Accepted paper:

Culture that mediates: popularization of tamāśā

Authors:

Reiko Iida (Kyoto University)

Paper short abstract:

This paper aims to understand the current phenomenon of Western Indian urban culture in relation to the expansion of urban sphere and diversification of media. In particular, I would like to focus on tamāśā and which is developing as a popular urban culture representing Western Indian life.

Paper long abstract:

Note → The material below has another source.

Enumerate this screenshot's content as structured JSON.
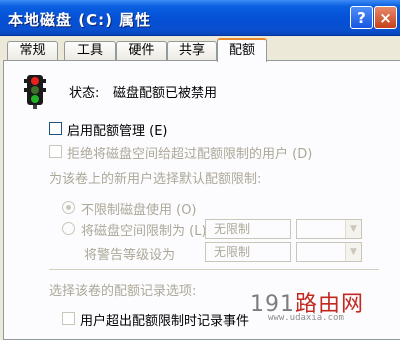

This paper aims to understand the current phenomenon of Western Indian urban culture in relation to the expansion of urban sphere and diversification of media. In particular, I would like to focus on tamāśā which is developing as a popular urban culture representing Western Indian life. The word tamāśā came to refer to a popular Maharashtrian folk theatre, a tradition that remains strong and popular in rural areas, although it has often been regarded as vulgar by the 'sophisticated' urban dwellers. Originally, tamāśā performances commonly involved dramatic comic sketches and profane satires. Recently, however, tamāśā has been re-evaluated. The performances have changed, with the dancing forms and staging configurations becoming more elegant. With these changes, the new middle class, which emerged after the economic liberalization in 1991, started to view tamāśā from a different angle. The drama form now represents the rising class of people who have connection with both urban and rural as well as elite and non-elite. Through the mediating role of the middle class, the urban sphere is expanding both horizontally towards the rural and vertically towards the non-elite. The dynamism of culture in this expanding urban sphere is supported by the diversifying media. In the case of tamāśā, VCDs, DVDs and photographs are currently sold in music stores, bookshops and online stores. Tamāśā is becoming a 'trendy' and 'elegant' performance with popular erotic touch which attracts a diverse population in this expanding urban sphere.

panel P005
The transformation of South Asian performing arts in the age of globalization: an anthropological analysis